UNITED NATIONS (AP) — The U.N. Security Council on Friday condemned a deadly attack on a South Korean warship that killed 46 sailors and pointed a finger toward North Korea but didn't directly blame the reclusive communist nation.

North Korea's U.N. Ambassador Sin Son Ho called it "our great diplomatic victory," stressing again that his country had nothing to do with the sinking of the 1,200-ton Cheonan on March 26.

He warned that "the plot" blaming North Korea for the sinking throws "the situation of the entire Korean peninsula into trigger point, which may be exploded at any moment." But at the same time, he said North Korea will make "efforts" to continue the denuclearization process on the Korean peninsula through six-party talks, which Pyongyang abandoned in December 2008, and to replace the Armistice Agreement that ended the 1950-53 Korean War with a new peace treaty.

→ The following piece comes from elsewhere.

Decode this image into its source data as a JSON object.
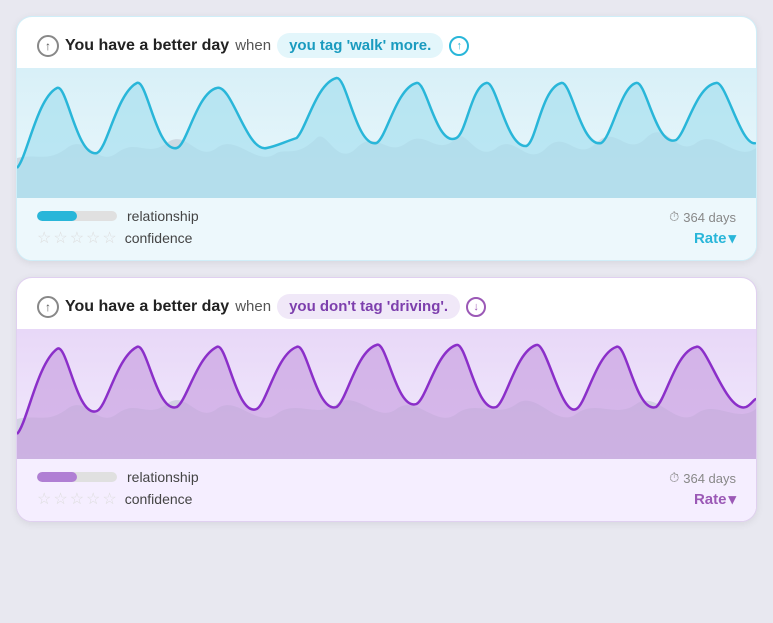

The statement approved by all 15 council members expressed "deep concern" over the findings of a South Korean-led international investigation that concluded that a North Korean torpedo fired by a North Korean submarine sank the Cheonan.

The statement, read by the council president, condemns and deplores the attack and calls for "appropriate and peaceful measures to be taken against those responsible."

But it doesn't identify who is responsible and "takes note" of North Korea's response "that it had nothing to do with the incident."

North Korea has called for a new joint investigation by both Koreas and Sin again pledged that his government will "do our utmost to dig out the truth behind this incident to the end."

South Korea had wanted the council to condemn the North. But China, the North's closest ally and a veto-wielding council member, opposed a third round of sanctions against North Korea or direct condemnation for the sinking.

While U.S. Ambassador Susan Rice and South Korean Ambassador Park In-kook insisted the council statement makes clear that North Korea was responsible for the attack, some diplomats and analysts privately called it weak for not directly blaming Pyongyang.

"The message to North Korean leadership is crystal clear," Rice said. "The Security Council condemns and deplores this attack. It warns against further attacks and insists on full adherence to the Korean Armistice Agreement."

She said the council's use of the word "attack" and its expression of "deep concern" about the investigation's findings show how all members viewed the sinking.

South Korea's Park said: "the Security Council made it clear that it is North Korea to be blamed and to be condemned."

"I'm sure that today's strong and unanimous statement will serve to make North Korea refrain from further attack or provocation," he said.

Japan's U.N. Ambassador Yukio Takasu expressed hope that North Korea listens and responds to the council's message "that this kind of attack is not acceptable, should not be repeated, and any further action ... should not be tolerated."

The council statement "underscores the importance" of preventing further attacks or hostilities against South Korea or in the region, and stresses "the importance of maintaining peace and stability on the Korean Peninsula and in Northeast Asia as a whole."

South Korea sent a letter to the council on June 4 asking the U.N.'s most powerful body to respond to the sinking "in a manner appropriate to the gravity of North Korea's military provocation."

After more than a month of closed-door discussions, the United States announced Thursday that the five permanent council members — the U.S., Russia, China, Britain and France — as well as South Korea and Japan had reached agreement on the text.